On the other hand, there is no denying the underlying strength of Northern Rock's business. Like almost every other bank, Northern Rock aims to boost profits by cost cutting. It is trying to persuade more and more customers to use cheap-to-run telephone banking rather than its expensive branch network. But unlike almost every other bank, Northern Rock does not want to boost profits by across the board volume growth. Rather, it aims to grow revenue by targeting selected groups of customers. For example, its policy of focusing on "quality" debt has led to a substantial fall in arrears, as the chart opposite shows.
This dual strategy of cost-cutting and selective revenue growth has paid off so far. Pre-tax profits for the year to December grew by 18 per cent to pounds 197.7m, before exceptional items.

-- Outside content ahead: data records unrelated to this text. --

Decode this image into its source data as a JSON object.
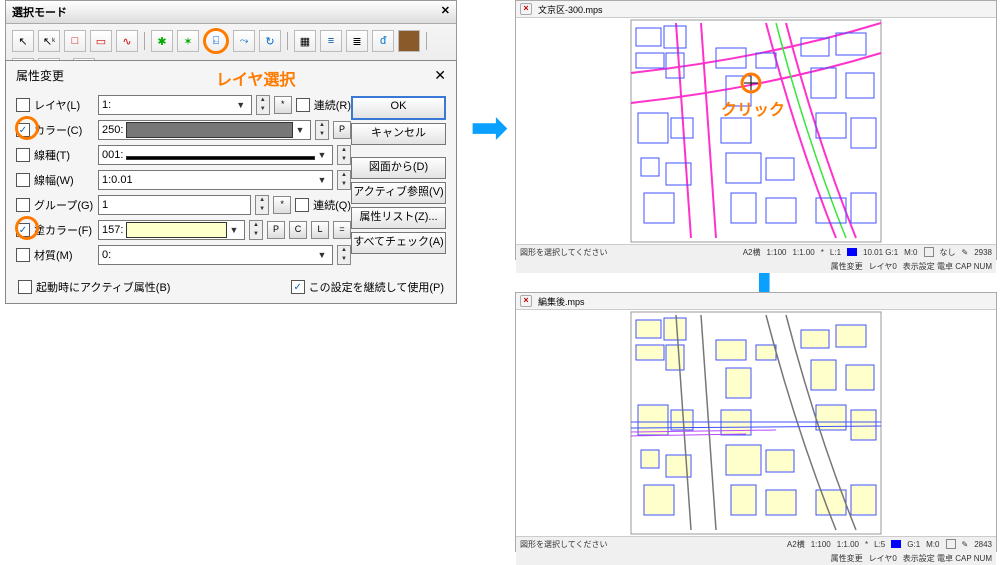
{
  "toolbar": {
    "title": "選択モード",
    "close": "✕"
  },
  "annotations": {
    "layer_select": "レイヤ選択",
    "click": "クリック"
  },
  "dialog": {
    "title": "属性変更",
    "close": "✕",
    "rows": {
      "layer": {
        "label": "レイヤ(L)",
        "value": "1:",
        "checked": false
      },
      "color": {
        "label": "カラー(C)",
        "value": "250:",
        "checked": true
      },
      "linetype": {
        "label": "線種(T)",
        "value": "001:",
        "checked": false
      },
      "linewid": {
        "label": "線幅(W)",
        "value": "1:0.01",
        "checked": false
      },
      "group": {
        "label": "グループ(G)",
        "value": "1",
        "checked": false
      },
      "fill": {
        "label": "塗カラー(F)",
        "value": "157:",
        "checked": true
      },
      "material": {
        "label": "材質(M)",
        "value": "0:",
        "checked": false
      }
    },
    "mini": {
      "star": "*",
      "p": "P",
      "c": "C",
      "l": "L",
      "eq": "="
    },
    "cont_r": "連続(R)",
    "cont_q": "連続(Q)",
    "buttons": {
      "ok": "OK",
      "cancel": "キャンセル",
      "from_drawing": "図面から(D)",
      "active_ref": "アクティブ参照(V)",
      "attr_list": "属性リスト(Z)...",
      "check_all": "すべてチェック(A)"
    },
    "footer": {
      "startup": "起動時にアクティブ属性(B)",
      "persist": "この設定を継続して使用(P)"
    }
  },
  "map_before": {
    "tab": "文京区-300.mps",
    "status_left": "図形を選択してください",
    "a2": "A2横",
    "s1": "1:100",
    "s2": "1:1.00",
    "l": "L:1",
    "gi": "10.01 G:1",
    "m": "M:0",
    "none": "なし",
    "count": "2938",
    "mode": "属性変更",
    "layer": "レイヤ0",
    "disp": "表示設定 電卓 CAP NUM"
  },
  "map_after": {
    "tab": "編集後.mps",
    "status_left": "図形を選択してください",
    "a2": "A2横",
    "s1": "1:100",
    "s2": "1:1.00",
    "l": "L:5",
    "gi": "G:1",
    "m": "M:0",
    "count": "2843",
    "mode": "属性変更",
    "layer": "レイヤ0",
    "disp": "表示設定 電卓 CAP NUM"
  }
}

And analysts are forecasting double- digit profit for at least the next few years.
Still, on their own these solid business prospects are insufficient to justify Northern Rock's current valuation. There are, though, two good reasons to believe there may be life in Northern Rock's shares yet.
First, there are the persistent takeover rumours, which are unlikely to disappear in a sector which is in the midst of restructuring and rationalisation. Second, there is the prospect of entry into the FTSE 100. Northern Rock currently ranks around 92nd in terms of market capitalisation. If, come March, it is admitted into the FTSE 100 club, expect an initial surge in the share price as large institutions start to buy into the company.
Forecasts from Wise Speke put Northern Rock on a forward p/e of a pricey18.5. The shares are worth hanging on to for now, but there looks better value elsewhere in the sector for the long-term investor.